What you print must match the data line for line.
[[ Exercise input open ]]
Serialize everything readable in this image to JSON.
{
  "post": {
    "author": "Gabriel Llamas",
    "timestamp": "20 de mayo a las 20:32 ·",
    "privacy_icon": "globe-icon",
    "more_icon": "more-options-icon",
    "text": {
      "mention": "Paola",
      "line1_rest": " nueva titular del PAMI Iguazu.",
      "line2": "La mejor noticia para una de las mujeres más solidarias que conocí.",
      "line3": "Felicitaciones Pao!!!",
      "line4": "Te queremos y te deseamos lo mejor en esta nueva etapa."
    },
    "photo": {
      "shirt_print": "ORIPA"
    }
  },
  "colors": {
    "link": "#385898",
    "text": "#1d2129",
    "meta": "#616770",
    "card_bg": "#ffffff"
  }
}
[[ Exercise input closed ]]
▶ _Problem solution_
Serialize everything readable in this image to JSON.
{
  "post": {
    "author": "Gabriel Llamas",
    "timestamp": "20 de mayo a las 20:32 ·",
    "privacy_icon": "globe-icon",
    "more_icon": "more-options-icon",
    "text": {
      "mention": "Paola",
      "line1_rest": " nueva titular del PAMI Iguazu.",
      "line2": "La mejor noticia para una de las mujeres más solidarias que conocí.",
      "line3": "Felicitaciones Pao!!!",
      "line4": "Te queremos y te deseamos lo mejor en esta nueva etapa."
    },
    "photo": {
      "shirt_print": "ORIPA"
    }
  },
  "colors": {
    "link": "#385898",
    "text": "#1d2129",
    "meta": "#616770",
    "card_bg": "#ffffff"
  }
}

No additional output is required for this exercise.